[Stored data entries]

-----

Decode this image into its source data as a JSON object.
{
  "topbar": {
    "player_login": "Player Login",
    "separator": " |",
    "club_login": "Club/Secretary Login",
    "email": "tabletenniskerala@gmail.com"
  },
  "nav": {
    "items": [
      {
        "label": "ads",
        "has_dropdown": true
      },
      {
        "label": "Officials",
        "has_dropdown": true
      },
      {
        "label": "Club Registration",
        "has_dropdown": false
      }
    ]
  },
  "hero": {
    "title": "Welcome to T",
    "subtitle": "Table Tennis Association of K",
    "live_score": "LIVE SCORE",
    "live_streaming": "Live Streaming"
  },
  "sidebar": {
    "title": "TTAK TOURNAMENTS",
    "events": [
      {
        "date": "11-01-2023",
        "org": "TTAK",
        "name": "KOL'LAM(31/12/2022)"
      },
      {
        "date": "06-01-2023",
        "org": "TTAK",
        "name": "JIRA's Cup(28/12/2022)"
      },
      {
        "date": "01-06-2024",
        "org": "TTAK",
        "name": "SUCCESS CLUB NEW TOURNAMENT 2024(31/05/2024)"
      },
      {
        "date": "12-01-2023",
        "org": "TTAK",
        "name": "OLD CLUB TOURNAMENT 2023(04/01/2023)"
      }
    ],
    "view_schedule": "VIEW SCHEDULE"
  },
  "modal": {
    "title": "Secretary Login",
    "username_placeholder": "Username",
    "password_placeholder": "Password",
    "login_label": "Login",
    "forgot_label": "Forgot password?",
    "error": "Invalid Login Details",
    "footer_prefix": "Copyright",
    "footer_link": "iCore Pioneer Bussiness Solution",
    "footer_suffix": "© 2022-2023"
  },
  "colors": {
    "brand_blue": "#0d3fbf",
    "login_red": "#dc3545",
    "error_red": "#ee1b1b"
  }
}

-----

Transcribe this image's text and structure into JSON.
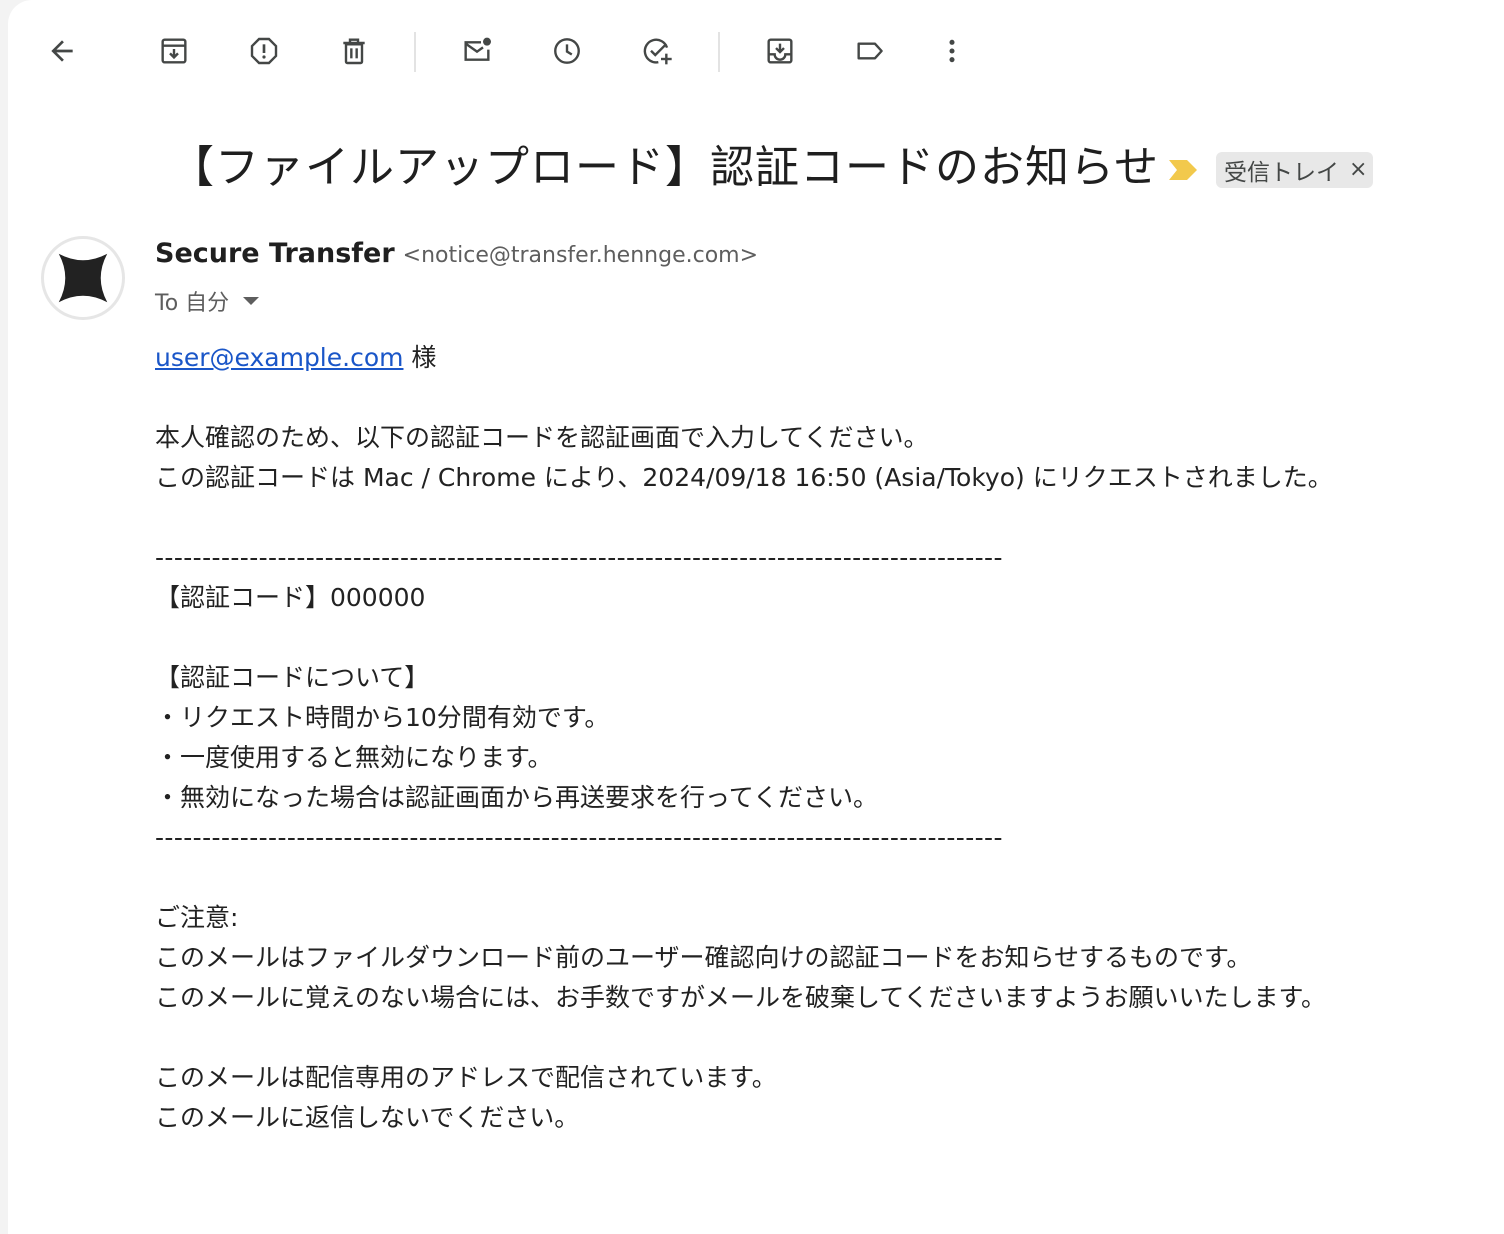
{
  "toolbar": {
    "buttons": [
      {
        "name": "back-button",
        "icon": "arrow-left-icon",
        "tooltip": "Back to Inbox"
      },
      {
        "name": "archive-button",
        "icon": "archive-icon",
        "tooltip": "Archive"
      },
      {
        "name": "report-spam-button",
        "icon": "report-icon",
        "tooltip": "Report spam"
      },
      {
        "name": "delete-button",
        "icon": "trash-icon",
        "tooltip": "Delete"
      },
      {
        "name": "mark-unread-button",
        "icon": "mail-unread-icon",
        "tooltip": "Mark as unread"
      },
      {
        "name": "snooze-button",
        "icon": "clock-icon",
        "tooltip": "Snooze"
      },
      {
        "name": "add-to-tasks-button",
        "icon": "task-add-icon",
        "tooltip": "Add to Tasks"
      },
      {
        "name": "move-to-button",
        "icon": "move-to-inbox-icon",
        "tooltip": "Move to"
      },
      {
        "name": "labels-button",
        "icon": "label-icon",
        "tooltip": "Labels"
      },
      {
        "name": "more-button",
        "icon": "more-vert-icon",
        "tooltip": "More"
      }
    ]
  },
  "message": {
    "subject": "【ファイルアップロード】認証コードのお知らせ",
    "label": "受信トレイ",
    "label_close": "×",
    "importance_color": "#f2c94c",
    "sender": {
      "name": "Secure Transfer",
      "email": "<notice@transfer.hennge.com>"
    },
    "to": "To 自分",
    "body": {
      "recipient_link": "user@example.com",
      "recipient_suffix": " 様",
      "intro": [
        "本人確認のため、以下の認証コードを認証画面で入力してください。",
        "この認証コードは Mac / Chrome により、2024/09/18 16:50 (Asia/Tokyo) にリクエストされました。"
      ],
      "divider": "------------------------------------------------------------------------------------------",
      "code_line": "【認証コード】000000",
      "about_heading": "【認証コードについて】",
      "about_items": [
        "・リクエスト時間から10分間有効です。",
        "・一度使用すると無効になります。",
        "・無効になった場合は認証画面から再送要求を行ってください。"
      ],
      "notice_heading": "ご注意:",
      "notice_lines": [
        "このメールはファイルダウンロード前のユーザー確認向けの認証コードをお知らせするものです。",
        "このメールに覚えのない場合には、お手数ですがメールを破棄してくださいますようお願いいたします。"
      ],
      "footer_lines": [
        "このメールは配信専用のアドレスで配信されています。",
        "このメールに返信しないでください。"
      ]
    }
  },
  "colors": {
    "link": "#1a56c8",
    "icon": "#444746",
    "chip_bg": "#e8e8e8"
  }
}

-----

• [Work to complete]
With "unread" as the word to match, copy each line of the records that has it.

• [Task output]
        "name": "mark-unread-button",
        "icon": "mail-unread-icon",
        "tooltip": "Mark as unread"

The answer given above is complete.